The importance of vegetables in the diet has been known for centuries. The idea that the consumption of vegetables is necessary for good health, but also to avoid certain diseases, has always been known for quite some time.
However, an interesting trend is being observed: people are more and more interested in learning about the benefits of vegetables and other plant-based sources of nutrition and their overall health benefits.
Vegetables, as we know them today, actually come from the need to make food healthier and more available to the public. Thus, agricultural civilizations of old were used to eating vegetables rather than meat.
The benefits of vegetables in the diet are multiple, but they also help in controlling weight, regulating blood sugar levels, and preventing cardiovascular disease among others.

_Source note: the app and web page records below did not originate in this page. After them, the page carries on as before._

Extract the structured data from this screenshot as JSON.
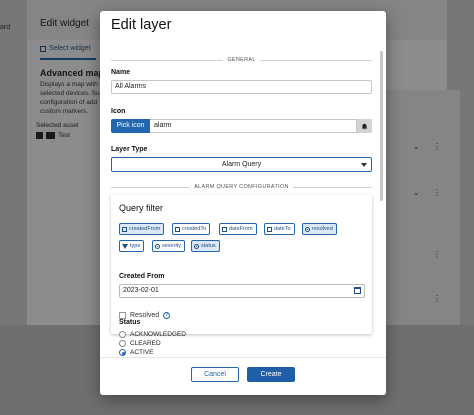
{
  "background": {
    "left_cut_text": "ard",
    "title": "Edit widget",
    "tab_label": "Select widget",
    "card_title": "Advanced map w",
    "description_lines": [
      "Displays a map with",
      "selected devices. Su",
      "configuration of add",
      "custom markers."
    ],
    "selected_asset_label": "Selected asset",
    "asset_name": "Test"
  },
  "dialog": {
    "title": "Edit layer",
    "general_section": "GENERAL",
    "name_label": "Name",
    "name_value": "All Alarms",
    "icon_label": "Icon",
    "pick_icon_button": "Pick icon",
    "icon_value": "alarm",
    "layer_type_label": "Layer Type",
    "layer_type_value": "Alarm Query",
    "alarm_query_section": "ALARM QUERY CONFIGURATION",
    "query_filter": {
      "title": "Query filter",
      "chips": [
        {
          "label": "createdFrom",
          "active": true,
          "icon": "calendar-icon"
        },
        {
          "label": "createdTo",
          "active": false,
          "icon": "calendar-icon"
        },
        {
          "label": "dateFrom",
          "active": false,
          "icon": "calendar-icon"
        },
        {
          "label": "dateTo",
          "active": false,
          "icon": "calendar-icon"
        },
        {
          "label": "resolved",
          "active": true,
          "icon": "radio-icon"
        },
        {
          "label": "type",
          "active": false,
          "icon": "filter-icon"
        },
        {
          "label": "severity",
          "active": false,
          "icon": "radio-icon"
        },
        {
          "label": "status",
          "active": true,
          "icon": "radio-icon"
        }
      ],
      "created_from_label": "Created From",
      "created_from_value": "2023-02-01",
      "resolved_label": "Resolved",
      "help_glyph": "?"
    },
    "status": {
      "label": "Status",
      "options": [
        "ACKNOWLEDGED",
        "CLEARED",
        "ACTIVE"
      ],
      "selected": "ACTIVE"
    },
    "footer": {
      "cancel_label": "Cancel",
      "create_label": "Create"
    }
  },
  "colors": {
    "primary": "#2266b0",
    "overlay": "#777777"
  }
}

In order to do this, you must eat a variety of vegetables rich in all kinds of nutrients. It is therefore important to know which ones are most beneficial for health and how they can be integrated into your daily diet. A good suggestion would be the following: every day at lunch or dinner, add a portion of vegetables to your plate!
The Harvard School of Public Health’s latest dietary guidelines call for
five to thirteen servings of fruits and vegetables a day (2½ to 6½ cups per
day), depending on one’s caloric intake. For a person who needs 2,000
calories a day to maintain weight and health, this translates into nine servings, or 4½ cups, per day (2 cups of fruit and 2½ cups of vegetables).